What is needed »
All lines from the entries below that contain the string "this" should be copied out.

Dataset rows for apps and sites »
========

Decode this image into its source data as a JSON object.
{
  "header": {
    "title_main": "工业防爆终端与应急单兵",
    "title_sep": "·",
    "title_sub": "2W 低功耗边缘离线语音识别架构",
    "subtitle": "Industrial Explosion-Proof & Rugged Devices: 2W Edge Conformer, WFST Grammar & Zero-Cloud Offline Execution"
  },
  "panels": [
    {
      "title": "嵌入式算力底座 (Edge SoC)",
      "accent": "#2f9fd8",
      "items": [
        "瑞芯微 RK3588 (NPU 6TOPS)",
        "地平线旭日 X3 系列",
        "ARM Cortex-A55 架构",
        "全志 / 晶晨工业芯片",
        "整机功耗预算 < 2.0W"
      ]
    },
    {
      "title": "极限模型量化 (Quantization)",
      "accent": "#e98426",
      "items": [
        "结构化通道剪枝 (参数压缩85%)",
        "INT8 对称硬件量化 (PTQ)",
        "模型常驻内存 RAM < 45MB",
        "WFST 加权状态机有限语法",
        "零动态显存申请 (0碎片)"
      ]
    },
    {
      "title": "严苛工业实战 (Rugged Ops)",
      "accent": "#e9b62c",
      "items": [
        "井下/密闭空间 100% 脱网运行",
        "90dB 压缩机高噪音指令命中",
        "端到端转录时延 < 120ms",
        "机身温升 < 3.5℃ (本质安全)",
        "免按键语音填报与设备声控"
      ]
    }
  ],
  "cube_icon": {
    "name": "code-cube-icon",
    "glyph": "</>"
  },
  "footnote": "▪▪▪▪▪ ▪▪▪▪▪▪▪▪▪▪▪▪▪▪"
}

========

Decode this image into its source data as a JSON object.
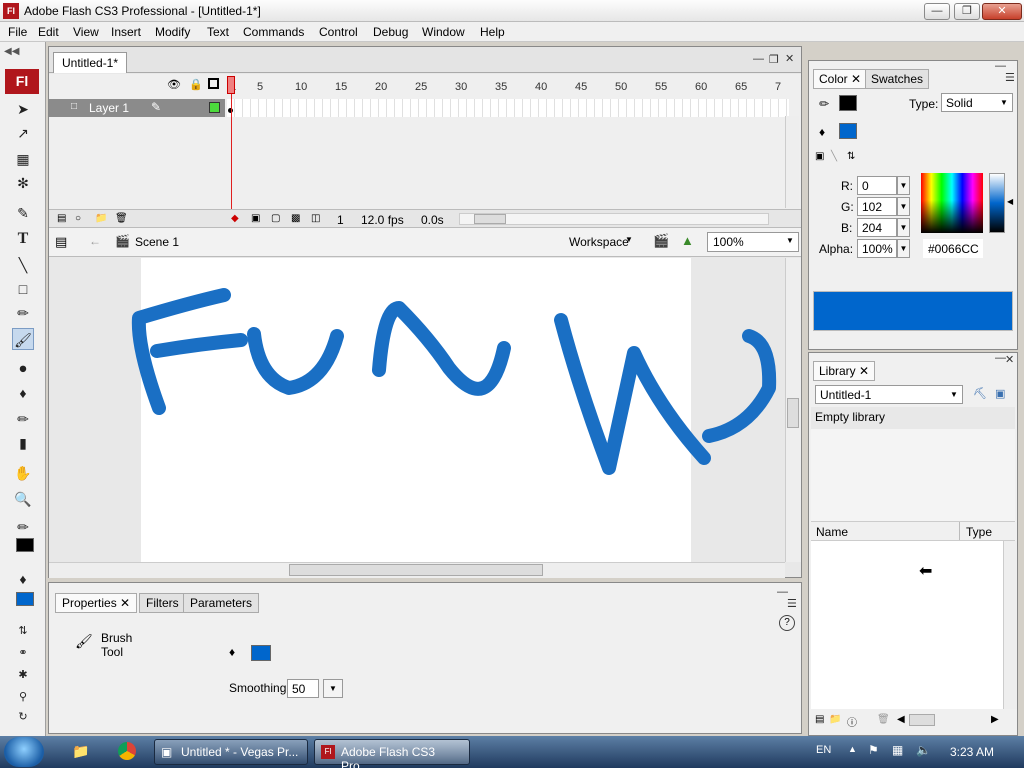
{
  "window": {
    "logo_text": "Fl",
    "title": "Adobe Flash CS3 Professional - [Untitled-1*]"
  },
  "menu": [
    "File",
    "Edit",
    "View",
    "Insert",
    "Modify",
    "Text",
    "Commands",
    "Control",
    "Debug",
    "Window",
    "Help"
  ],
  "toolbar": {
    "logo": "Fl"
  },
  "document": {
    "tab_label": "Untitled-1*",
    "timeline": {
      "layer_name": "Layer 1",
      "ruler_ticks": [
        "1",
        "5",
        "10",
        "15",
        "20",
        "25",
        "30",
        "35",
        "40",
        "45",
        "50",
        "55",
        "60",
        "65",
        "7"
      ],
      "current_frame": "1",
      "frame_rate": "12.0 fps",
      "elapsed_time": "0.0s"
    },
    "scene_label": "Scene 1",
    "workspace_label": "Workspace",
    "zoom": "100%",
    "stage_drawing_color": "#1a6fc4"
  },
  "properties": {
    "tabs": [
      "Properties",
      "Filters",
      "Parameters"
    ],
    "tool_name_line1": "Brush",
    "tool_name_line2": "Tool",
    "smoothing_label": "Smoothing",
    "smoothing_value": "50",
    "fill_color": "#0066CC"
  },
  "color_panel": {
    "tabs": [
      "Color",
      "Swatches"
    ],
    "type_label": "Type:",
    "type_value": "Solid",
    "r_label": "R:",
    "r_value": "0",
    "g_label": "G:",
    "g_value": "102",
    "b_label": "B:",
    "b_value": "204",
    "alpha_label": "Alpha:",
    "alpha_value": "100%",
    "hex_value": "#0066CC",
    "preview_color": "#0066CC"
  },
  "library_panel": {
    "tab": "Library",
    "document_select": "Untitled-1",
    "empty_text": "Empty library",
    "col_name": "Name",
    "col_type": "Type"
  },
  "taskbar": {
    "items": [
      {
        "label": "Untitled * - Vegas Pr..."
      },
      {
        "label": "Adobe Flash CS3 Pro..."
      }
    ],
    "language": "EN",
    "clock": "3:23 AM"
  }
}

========

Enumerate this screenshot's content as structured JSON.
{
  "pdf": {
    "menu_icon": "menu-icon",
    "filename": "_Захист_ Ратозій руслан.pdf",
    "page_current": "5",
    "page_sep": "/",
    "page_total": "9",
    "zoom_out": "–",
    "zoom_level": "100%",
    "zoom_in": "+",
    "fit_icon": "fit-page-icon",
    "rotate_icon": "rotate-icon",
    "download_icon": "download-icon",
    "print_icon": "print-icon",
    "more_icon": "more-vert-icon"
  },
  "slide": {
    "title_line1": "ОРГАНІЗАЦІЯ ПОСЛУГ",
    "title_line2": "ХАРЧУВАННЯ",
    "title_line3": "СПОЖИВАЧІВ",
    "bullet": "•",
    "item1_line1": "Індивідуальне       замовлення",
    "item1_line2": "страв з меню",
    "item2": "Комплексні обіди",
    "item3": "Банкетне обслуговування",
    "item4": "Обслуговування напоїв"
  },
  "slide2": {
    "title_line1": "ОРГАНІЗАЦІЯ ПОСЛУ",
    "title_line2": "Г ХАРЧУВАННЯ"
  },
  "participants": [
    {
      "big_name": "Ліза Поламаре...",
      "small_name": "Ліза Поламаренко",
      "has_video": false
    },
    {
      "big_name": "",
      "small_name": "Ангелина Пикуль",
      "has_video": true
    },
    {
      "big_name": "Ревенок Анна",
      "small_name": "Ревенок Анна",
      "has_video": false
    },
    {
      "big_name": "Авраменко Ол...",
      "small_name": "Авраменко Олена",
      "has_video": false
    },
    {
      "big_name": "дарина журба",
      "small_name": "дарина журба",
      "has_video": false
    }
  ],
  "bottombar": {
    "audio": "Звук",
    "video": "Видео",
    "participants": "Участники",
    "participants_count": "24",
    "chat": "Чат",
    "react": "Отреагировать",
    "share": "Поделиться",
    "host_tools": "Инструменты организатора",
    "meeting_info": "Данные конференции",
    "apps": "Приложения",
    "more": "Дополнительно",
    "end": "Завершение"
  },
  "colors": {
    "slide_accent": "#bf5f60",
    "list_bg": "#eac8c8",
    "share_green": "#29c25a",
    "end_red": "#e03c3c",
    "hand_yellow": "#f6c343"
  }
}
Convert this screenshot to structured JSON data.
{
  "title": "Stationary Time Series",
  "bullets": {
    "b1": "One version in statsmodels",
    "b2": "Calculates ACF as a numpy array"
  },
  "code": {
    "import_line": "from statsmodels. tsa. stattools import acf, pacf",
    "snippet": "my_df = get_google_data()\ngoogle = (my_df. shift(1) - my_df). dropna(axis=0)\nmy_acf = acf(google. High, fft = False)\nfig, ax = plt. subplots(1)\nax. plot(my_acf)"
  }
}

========

Task output »
Decode this image into its source data as a JSON object.
Decode this image into its source data as a JSON object.
Enumerate this screenshot's content as structured JSON.
Convert this screenshot to structured JSON data.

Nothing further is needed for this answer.